It came as little surprise that Géry Trentesaux and his JPK 11.80 Courrier Recommandé claimed IRC Two. A long term competitor with a regular crew, like Pelletier, Trentesaux on his 13th attempt won the 2015 race overall. This year Trentesaux completed the course some two hours 28 minutes ahead of Francois Lognone's second placed MC34 Nutmeg Solidaire En Peloton under IRC. In fact among the largest/faster boats in IRC One only eight finished ahead on the water.
Earning himself a similar record is Figaro sailor Alexis Loison, the 2013 Rolex Fastnet Race winner with his father Pascal, aboard their JPK 10.10 Night and Day. This year Loison was sailing doublehanded with JPK Composites’ Jean-Pierre Kelbert on board the brand new 10.30, Léon.
For the first part of the race Léon enjoyed a good race under IRC with the JPK 10.80 Dream Pearls of Arnaud Delamare and Eric Mordret. But broad reaching back from the rock in strong conditions, Léon performed a ‘horizon job’. Her 17 minutes lead under IRC at the Rock, grew to 4 hours 49 minutes ahead at the finish – the largest margin across all classes.
"An amazing race, a magnificent fleet with lots of different boats, a race where you always have battles - a mythical race," commented Loison.
In IRC Four Noel Racine and Foggy Dew added another trophy to their cabinet having won the class in four of his last eight Fastnets. However unlike the winners of IRC One to Three, who all sailed new hardware, his JPK 10.10 is the same he’s campaigned since 2011. The margin of Foggy Dew’s win was a respectable 1 hour 9 minutes ahead of Emmanuel & Etienne Pinteaux’s sistership Gioia (ex-Night and Day). JPK 10.10s claimed six of the top 12 positions within IRC Four.
Slowly growing is the IRC Two Handed class, up from 57 in 2017 to 63 entries this year. Following the success of the Loisons in 2013, doublehanded winners have gone from being a rarity to the norm in the smaller IRC classes, especially this year in IRC Three when six of the top ten (three in IRC Four) were doublehanded. In IRC 2H Léon was the clear winner, the third time Alexis Loison has won this class in four races.
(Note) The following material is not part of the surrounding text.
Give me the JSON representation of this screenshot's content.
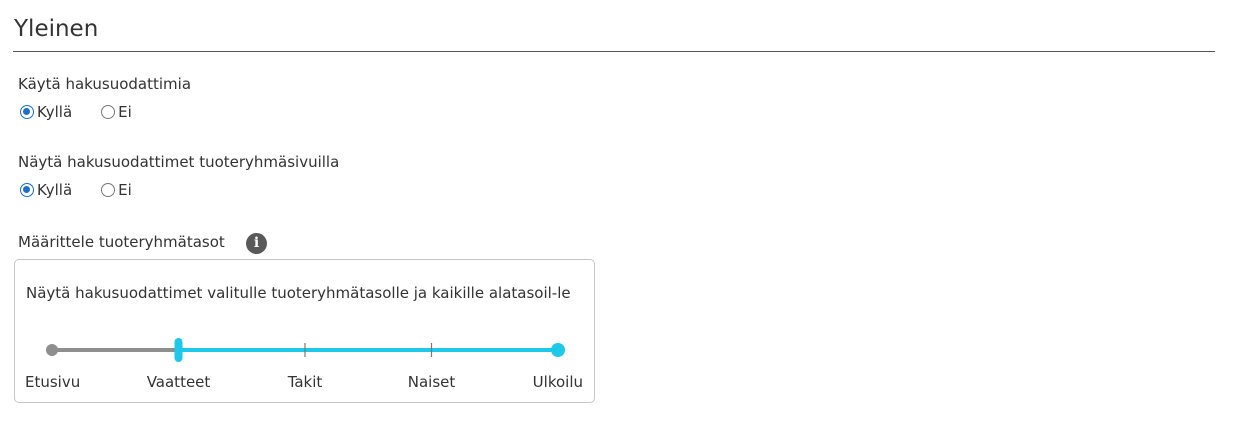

Second was the new Sun Fast 3300 Fastrak XII sailed by Hannah Diamond and Henry Bomby - the first step on their road to Paris 2024 in the new Mixed Two Person Offshore Keelboat class.
While the Ultims unquestionably stole the show among multihulls, winner of the MOCRA multihull class was the much campaigned TS42 catamaran Guyader Gastronomie of Christian Guyader. Astern were three Dazcat racer-cruiser catamarans - Nigel Passmore's Apollo, Simon Baker's Hissy Fit and James Holder's Slinky Malinki.
Ultimately the overall winner of this year’s Rolex Fastnet Race were the Askews and their immaculately sailed Wizard. The Baltimore-based brothers are currently on a winning streak that started with last year’s Newport Bermuda race and continued this season with the RORC Caribbean 600 and the Transatlantic Race 2019. They sailed with a crack crew led by two time Volvo Ocean Race skipper Charlie Enright with the fastidious Will Oxley navigating and other leading round the world race luminaries including past winners Rob Greenhalgh and Richard Clarke.
“To win the race is unbelievable,” said David Askew. “Obviously the Rolex Fastnet Race is one of the premier ocean racing events in the world and has a magnificent history going back way before I was born, and I’m an old guy!"
“I credit it really to everything – the organisation, the capabilities of Charlie Enright, the collective experience of all the crew as well as the two owners and selecting the right tool for the job - the VO70. It’s the sum of all the parts that contributed to the result. Plus a little bit of luck!”
Overall this year’s race was a big boat affair. Aside from Wizard, six of the top 10 overall under IRC were from IRC Z with Courrier Recommandé in fifth overall, squeezing in ahead of Léon and L'Ange De Milon.
Once again this year’s race was French-dominated. While Wizard brought to an end France’s three race winning streak, France won every class with the exception of IRC Z. But even there the Askew’s campaign had French roots – Wizard was previously Franck Cammas’ 2011-12 Volvo Ocean Race winner Groupama 4.